__Your assignment__
Your answer is a copy of every line in the records where "zentao" appears.

__Given data__
+ + +

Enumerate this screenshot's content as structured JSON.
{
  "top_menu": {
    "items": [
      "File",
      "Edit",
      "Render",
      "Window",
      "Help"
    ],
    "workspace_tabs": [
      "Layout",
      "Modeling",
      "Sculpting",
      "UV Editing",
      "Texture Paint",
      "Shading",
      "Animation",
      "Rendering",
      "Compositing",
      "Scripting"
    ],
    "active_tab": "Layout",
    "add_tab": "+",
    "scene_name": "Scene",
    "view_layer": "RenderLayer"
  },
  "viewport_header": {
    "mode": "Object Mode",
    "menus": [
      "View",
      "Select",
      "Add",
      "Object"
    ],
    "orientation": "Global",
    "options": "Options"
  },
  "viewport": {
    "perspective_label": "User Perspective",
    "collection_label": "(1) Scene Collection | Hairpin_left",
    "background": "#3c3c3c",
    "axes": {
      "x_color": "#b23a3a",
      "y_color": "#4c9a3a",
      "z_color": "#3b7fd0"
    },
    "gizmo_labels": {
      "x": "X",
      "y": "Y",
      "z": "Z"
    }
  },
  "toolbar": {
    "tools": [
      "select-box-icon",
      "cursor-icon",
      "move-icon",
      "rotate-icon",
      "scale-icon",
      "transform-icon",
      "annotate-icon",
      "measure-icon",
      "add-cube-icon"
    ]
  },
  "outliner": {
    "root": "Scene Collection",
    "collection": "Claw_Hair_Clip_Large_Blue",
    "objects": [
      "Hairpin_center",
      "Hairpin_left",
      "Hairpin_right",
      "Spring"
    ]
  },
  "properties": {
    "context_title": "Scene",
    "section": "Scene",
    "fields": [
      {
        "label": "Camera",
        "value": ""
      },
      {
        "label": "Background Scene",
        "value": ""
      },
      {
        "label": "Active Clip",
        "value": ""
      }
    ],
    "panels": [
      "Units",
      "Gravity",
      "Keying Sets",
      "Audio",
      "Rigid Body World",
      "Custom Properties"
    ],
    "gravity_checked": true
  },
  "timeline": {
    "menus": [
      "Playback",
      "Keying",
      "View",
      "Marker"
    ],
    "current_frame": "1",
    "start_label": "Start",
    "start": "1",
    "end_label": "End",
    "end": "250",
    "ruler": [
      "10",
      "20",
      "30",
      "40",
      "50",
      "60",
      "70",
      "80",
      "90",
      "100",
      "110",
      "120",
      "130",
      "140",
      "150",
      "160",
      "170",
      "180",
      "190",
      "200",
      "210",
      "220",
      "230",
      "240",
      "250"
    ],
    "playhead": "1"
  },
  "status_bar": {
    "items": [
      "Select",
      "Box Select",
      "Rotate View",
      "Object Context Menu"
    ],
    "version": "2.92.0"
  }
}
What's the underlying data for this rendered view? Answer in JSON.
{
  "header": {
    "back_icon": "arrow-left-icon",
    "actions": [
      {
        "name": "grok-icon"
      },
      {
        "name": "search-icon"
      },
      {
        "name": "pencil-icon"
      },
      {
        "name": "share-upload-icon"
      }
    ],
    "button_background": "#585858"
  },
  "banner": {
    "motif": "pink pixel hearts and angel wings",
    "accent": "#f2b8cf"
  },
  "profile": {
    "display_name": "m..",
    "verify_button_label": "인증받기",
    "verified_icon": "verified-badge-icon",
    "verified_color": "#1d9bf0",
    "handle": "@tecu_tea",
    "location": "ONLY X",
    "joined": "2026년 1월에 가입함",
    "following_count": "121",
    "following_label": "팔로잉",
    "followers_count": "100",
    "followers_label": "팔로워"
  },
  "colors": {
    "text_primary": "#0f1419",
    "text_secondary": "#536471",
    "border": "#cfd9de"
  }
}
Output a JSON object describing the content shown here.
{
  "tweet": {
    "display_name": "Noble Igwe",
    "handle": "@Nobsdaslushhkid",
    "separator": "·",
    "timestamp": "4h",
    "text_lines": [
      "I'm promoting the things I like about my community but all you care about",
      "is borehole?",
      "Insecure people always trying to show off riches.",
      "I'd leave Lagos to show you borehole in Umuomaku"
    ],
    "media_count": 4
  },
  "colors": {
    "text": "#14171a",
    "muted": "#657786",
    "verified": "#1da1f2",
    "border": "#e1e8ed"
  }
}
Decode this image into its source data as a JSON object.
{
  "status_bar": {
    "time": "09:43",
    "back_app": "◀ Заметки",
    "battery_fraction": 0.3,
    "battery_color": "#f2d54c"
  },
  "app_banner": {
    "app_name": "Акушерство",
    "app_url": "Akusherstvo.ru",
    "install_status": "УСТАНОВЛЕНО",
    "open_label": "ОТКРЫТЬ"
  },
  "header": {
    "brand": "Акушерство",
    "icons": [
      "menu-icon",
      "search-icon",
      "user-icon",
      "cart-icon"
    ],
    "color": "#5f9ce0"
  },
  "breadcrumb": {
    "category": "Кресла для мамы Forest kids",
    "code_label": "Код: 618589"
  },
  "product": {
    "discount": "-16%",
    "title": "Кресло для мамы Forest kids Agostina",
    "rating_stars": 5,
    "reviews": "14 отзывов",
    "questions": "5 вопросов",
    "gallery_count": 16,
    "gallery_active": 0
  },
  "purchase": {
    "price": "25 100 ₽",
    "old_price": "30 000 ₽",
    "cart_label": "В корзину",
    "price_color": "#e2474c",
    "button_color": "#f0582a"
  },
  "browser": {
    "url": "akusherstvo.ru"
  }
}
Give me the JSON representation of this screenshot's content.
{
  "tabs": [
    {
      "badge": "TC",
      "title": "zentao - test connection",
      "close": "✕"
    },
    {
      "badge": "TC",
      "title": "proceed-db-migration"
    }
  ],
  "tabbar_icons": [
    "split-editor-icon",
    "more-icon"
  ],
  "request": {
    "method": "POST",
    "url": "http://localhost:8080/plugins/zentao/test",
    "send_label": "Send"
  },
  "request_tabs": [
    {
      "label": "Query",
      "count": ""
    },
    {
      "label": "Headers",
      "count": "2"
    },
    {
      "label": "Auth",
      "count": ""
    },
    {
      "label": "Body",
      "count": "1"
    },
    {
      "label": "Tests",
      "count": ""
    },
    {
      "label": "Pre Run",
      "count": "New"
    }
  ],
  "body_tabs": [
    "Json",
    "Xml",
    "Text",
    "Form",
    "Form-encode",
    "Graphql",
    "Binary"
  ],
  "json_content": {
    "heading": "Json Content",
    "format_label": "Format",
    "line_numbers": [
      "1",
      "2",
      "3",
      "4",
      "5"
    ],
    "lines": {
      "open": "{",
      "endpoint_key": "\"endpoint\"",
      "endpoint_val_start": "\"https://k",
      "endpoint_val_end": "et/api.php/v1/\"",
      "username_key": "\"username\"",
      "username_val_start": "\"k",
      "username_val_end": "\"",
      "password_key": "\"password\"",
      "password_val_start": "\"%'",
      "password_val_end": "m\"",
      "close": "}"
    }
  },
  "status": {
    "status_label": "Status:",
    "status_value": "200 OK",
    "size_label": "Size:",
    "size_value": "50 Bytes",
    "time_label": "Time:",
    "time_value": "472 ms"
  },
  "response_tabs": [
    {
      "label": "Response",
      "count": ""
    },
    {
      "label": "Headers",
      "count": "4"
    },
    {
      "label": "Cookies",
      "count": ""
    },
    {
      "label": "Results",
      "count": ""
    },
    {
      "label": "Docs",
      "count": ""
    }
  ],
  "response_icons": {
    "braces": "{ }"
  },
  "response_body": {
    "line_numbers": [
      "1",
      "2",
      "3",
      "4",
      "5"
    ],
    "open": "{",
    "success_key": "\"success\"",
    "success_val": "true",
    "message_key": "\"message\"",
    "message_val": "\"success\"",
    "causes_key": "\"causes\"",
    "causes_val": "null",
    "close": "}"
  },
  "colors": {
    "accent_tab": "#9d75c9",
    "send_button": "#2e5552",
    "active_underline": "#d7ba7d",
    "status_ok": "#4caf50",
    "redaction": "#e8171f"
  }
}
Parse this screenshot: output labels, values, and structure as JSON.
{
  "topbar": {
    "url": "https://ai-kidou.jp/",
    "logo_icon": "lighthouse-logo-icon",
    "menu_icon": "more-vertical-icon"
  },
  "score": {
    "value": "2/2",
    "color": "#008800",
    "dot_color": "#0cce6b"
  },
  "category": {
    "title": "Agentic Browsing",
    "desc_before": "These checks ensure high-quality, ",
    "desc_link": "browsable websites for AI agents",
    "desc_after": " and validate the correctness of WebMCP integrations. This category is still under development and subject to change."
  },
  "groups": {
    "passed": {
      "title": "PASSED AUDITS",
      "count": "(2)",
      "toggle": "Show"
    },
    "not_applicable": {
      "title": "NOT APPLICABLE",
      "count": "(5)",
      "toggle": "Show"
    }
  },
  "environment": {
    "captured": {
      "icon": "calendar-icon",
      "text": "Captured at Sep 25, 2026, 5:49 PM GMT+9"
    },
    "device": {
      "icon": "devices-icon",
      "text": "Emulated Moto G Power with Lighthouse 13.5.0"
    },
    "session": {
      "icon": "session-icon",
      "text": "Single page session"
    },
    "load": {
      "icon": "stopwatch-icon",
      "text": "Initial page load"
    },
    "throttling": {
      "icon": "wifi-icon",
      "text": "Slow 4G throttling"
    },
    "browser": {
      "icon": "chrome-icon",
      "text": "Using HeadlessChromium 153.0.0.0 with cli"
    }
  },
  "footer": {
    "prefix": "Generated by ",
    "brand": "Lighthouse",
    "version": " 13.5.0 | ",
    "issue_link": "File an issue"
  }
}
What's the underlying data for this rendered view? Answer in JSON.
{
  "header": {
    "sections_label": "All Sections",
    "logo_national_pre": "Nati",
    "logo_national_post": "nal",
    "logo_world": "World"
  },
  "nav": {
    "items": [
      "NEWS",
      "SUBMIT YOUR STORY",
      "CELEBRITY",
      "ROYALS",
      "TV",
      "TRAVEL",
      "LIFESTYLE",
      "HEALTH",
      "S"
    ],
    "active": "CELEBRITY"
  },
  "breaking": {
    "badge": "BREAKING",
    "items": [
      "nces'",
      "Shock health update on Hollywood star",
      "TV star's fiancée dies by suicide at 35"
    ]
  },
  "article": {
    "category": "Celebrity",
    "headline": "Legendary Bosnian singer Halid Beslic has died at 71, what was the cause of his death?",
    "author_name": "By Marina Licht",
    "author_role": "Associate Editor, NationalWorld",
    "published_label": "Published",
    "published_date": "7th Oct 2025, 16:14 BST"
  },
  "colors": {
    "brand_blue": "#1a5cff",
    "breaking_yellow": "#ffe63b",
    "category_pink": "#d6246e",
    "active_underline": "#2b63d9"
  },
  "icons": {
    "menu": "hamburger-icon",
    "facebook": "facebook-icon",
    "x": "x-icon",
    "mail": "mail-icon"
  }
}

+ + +

__Reply__
      "title": "zentao - test connection",
    "url": "http://localhost:8080/plugins/zentao/test",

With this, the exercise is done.